Bloomberg LLC, which supplies news and data to the world’s financial elite, has been embroiled in a growing uproar over its reporters’ use of the company’s technology to report on client activity — leading the New York Times to proclaim that Bloomberg admitted to “snooping” on clients.
In case you missed it, the controversy began on Friday, when the New York Post reported that merchant bank Goldman Sachs was annoyed that Bloomberg reporters were tracking employees’ log-on activities. The matter soon gained steam when BuzzFeed reported that Bloomberg brass had long known about the practice, and with the news that the Fed and Treasury were investigating the situation.
The company stonewalled at first but on Sunday, Bloomberg News editor-in-chief, Matthew Winkler, addressed the situation in detail:

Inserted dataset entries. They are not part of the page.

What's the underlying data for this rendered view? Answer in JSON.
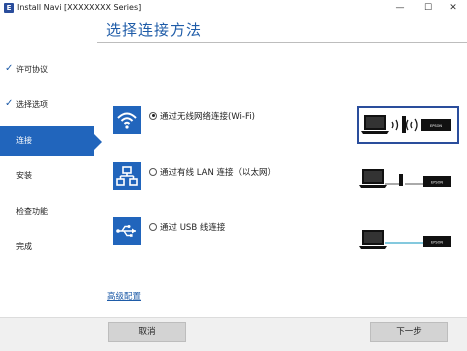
{
  "window": {
    "title": "Install Navi [XXXXXXXX Series]",
    "app_icon_letter": "E",
    "minimize": "—",
    "maximize": "☐",
    "close": "✕"
  },
  "header": {
    "title": "选择连接方法"
  },
  "sidebar": {
    "items": [
      {
        "label": "许可协议",
        "checked": true,
        "active": false
      },
      {
        "label": "选择选项",
        "checked": true,
        "active": false
      },
      {
        "label": "连接",
        "checked": false,
        "active": true
      },
      {
        "label": "安装",
        "checked": false,
        "active": false
      },
      {
        "label": "检查功能",
        "checked": false,
        "active": false
      },
      {
        "label": "完成",
        "checked": false,
        "active": false
      }
    ]
  },
  "options": [
    {
      "label": "通过无线网络连接(Wi-Fi)",
      "selected": true,
      "icon": "wifi-icon"
    },
    {
      "label": "通过有线 LAN 连接（以太网）",
      "selected": false,
      "icon": "ethernet-icon"
    },
    {
      "label": "通过 USB 线连接",
      "selected": false,
      "icon": "usb-icon"
    }
  ],
  "printer_label": "EPSON",
  "advanced_link": "高级配置",
  "footer": {
    "cancel_label": "取消",
    "next_label": "下一步"
  },
  "colors": {
    "accent": "#2165bc",
    "title": "#1f5ca8",
    "selection_frame": "#2a4d9c",
    "usb_cable": "#3aa9c9"
  }
}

“Our reporters should not have access to any data considered proprietary. I am sorry they did. The error is inexcusable,” wrote Winkler in a blog post. The rest of the post, however, amounted to a pushback; Winkler explained that the practice was nothing new, and that reporters only tracked “mundane” information.

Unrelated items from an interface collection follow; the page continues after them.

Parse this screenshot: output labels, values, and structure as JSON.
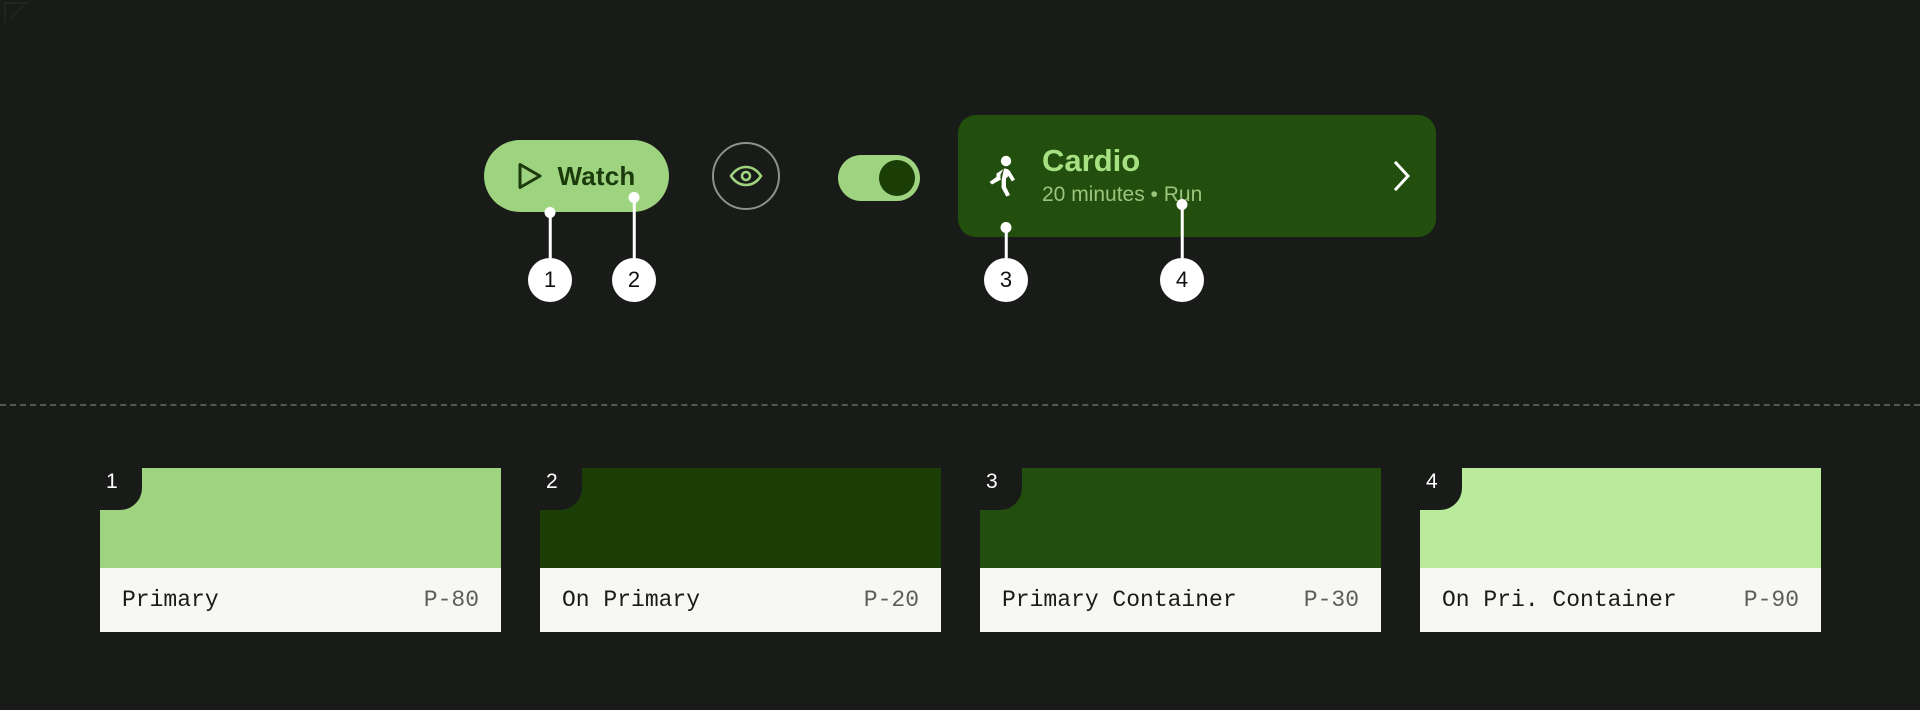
{
  "theme": {
    "background": "#191b18",
    "divider_color": "#55584f",
    "callout_color": "#ffffff"
  },
  "components": {
    "watch_button": {
      "label": "Watch",
      "icon": "play-triangle-icon",
      "background": "#9ed37f",
      "text_color": "#1c3b0c"
    },
    "eye_button": {
      "icon": "eye-icon",
      "border_color": "#8e918c",
      "icon_color": "#9ed37f"
    },
    "toggle": {
      "state": "on",
      "track_color": "#9ed37f",
      "thumb_color": "#1b3d06"
    },
    "cardio_card": {
      "icon": "running-person-icon",
      "title": "Cardio",
      "subtitle": "20 minutes • Run",
      "chevron": "chevron-right-icon",
      "background": "#224f0d",
      "title_color": "#a7e083",
      "subtitle_color": "#9bc47c"
    }
  },
  "callouts": [
    {
      "number": "1"
    },
    {
      "number": "2"
    },
    {
      "number": "3"
    },
    {
      "number": "4"
    }
  ],
  "swatches": [
    {
      "number": "1",
      "name": "Primary",
      "tone": "P-80",
      "color": "#9ed37f"
    },
    {
      "number": "2",
      "name": "On Primary",
      "tone": "P-20",
      "color": "#1b3d06"
    },
    {
      "number": "3",
      "name": "Primary Container",
      "tone": "P-30",
      "color": "#224f0d"
    },
    {
      "number": "4",
      "name": "On Pri. Container",
      "tone": "P-90",
      "color": "#b9eb9a"
    }
  ]
}
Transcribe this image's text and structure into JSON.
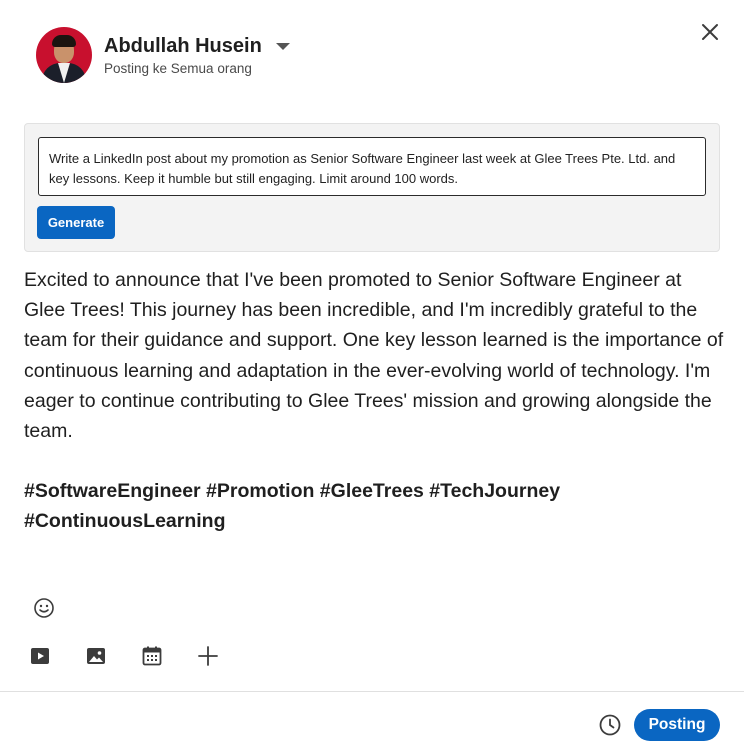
{
  "composer": {
    "user_name": "Abdullah Husein",
    "audience": "Posting ke Semua orang"
  },
  "ai_prompt": {
    "input_value": "Write a LinkedIn post about my promotion as Senior Software Engineer last week at Glee Trees Pte. Ltd. and key lessons. Keep it humble but still engaging. Limit around 100 words.",
    "generate_label": "Generate"
  },
  "post": {
    "body": "Excited to announce that I've been promoted to Senior Software Engineer at Glee Trees! This journey has been incredible, and I'm incredibly grateful to the team for their guidance and support.  One key lesson learned is the importance of continuous learning and adaptation in the ever-evolving world of technology. I'm eager to continue contributing to Glee Trees' mission and growing alongside the team.",
    "hashtags": "#SoftwareEngineer #Promotion #GleeTrees #TechJourney #ContinuousLearning"
  },
  "footer": {
    "post_label": "Posting"
  },
  "icons": {
    "close": "close-icon",
    "dropdown": "caret-down-icon",
    "emoji": "emoji-icon",
    "video": "video-icon",
    "photo": "photo-icon",
    "event": "calendar-icon",
    "more": "plus-icon",
    "schedule": "clock-icon"
  },
  "colors": {
    "accent": "#0a66c2",
    "prompt_panel": "#f3f3f3"
  }
}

As bad as voicemail hacking?
So what to make of all this? Did Bloomberg engage in sinister “snooping” (one NYU journalism prof has already compared the incident to the infamous phone hacking conducted by News Corp in Britain)? Or is just this a tempest in a teapot egged on by Bloomberg’s competitors in the news media?
The answer is somewhere in between. On one hand, Bloomberg reporters didn’t do anything approaching the UK scandal — monitoring bankers’ log-in activities is nothing like breaking into a dead girl’s voicemail. Moreover, the Bloomberg “tracking” appears to have done little more than confirm if someone still worked at a certain company. As a source told BuzzFeed’s Peter Lauria, “LinkedIn Pro is more useful and has better information for finding sources and helping to break news.”

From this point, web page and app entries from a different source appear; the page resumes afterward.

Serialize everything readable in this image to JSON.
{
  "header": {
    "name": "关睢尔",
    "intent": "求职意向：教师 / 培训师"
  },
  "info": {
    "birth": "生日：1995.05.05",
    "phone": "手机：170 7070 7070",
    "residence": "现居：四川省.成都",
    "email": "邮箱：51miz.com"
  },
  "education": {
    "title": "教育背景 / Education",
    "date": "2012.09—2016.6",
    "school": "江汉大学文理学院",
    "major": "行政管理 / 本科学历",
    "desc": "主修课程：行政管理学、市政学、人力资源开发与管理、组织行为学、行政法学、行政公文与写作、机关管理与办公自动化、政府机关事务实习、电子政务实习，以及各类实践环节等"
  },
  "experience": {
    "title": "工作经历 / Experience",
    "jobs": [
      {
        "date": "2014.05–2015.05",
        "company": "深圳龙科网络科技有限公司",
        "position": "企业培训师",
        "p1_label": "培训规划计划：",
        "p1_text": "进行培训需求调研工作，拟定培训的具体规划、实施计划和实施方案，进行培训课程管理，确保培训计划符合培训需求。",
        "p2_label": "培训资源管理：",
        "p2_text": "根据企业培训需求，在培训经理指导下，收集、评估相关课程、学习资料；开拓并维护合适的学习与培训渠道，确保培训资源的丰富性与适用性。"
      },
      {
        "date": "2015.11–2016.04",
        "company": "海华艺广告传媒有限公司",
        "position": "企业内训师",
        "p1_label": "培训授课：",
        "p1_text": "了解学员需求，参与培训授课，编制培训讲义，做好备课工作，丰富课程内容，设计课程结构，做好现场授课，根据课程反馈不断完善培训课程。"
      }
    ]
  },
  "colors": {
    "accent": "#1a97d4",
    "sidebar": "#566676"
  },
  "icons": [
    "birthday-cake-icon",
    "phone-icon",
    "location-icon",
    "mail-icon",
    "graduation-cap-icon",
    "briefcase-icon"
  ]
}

All this suggests that some of the the fuss is not about what Bloomberg reporters actually did, but instead is tied to secretive nature of the company itself. This is reflected in a Quartz report that characterizes Bloomberg as “a black box” and portrays a data-obsessed, almost cult-like corporate culture.
News and power of the platform
On the other hand, the Bloomberg episode does raise ethical concerns over how proprietary platforms — including not just Bloomberg but also LinkedIn or Facebook — should handle customer data for news purposes.
The issue isn’t just academic. More and more, platforms are relying on news (think of “LinkedIn Today”) to keep users on their sites. And, as Bloomberg journalists know, customers’ activities on those platforms can be a source of news — and better yet, a source of exclusive news.
The question is where this all this should stop. Would you like reporters to know when you suspend newspaper to go on vacation? Probably not. Would you like your cell phone carrier to use the location of your calls as a source of news? Definitely not. The Bloomberg episode, therefore, appears to be less of a snooping scandal than it is a cautionary tale about what can happen when the line between a company’s news and data gathering operations get blurred.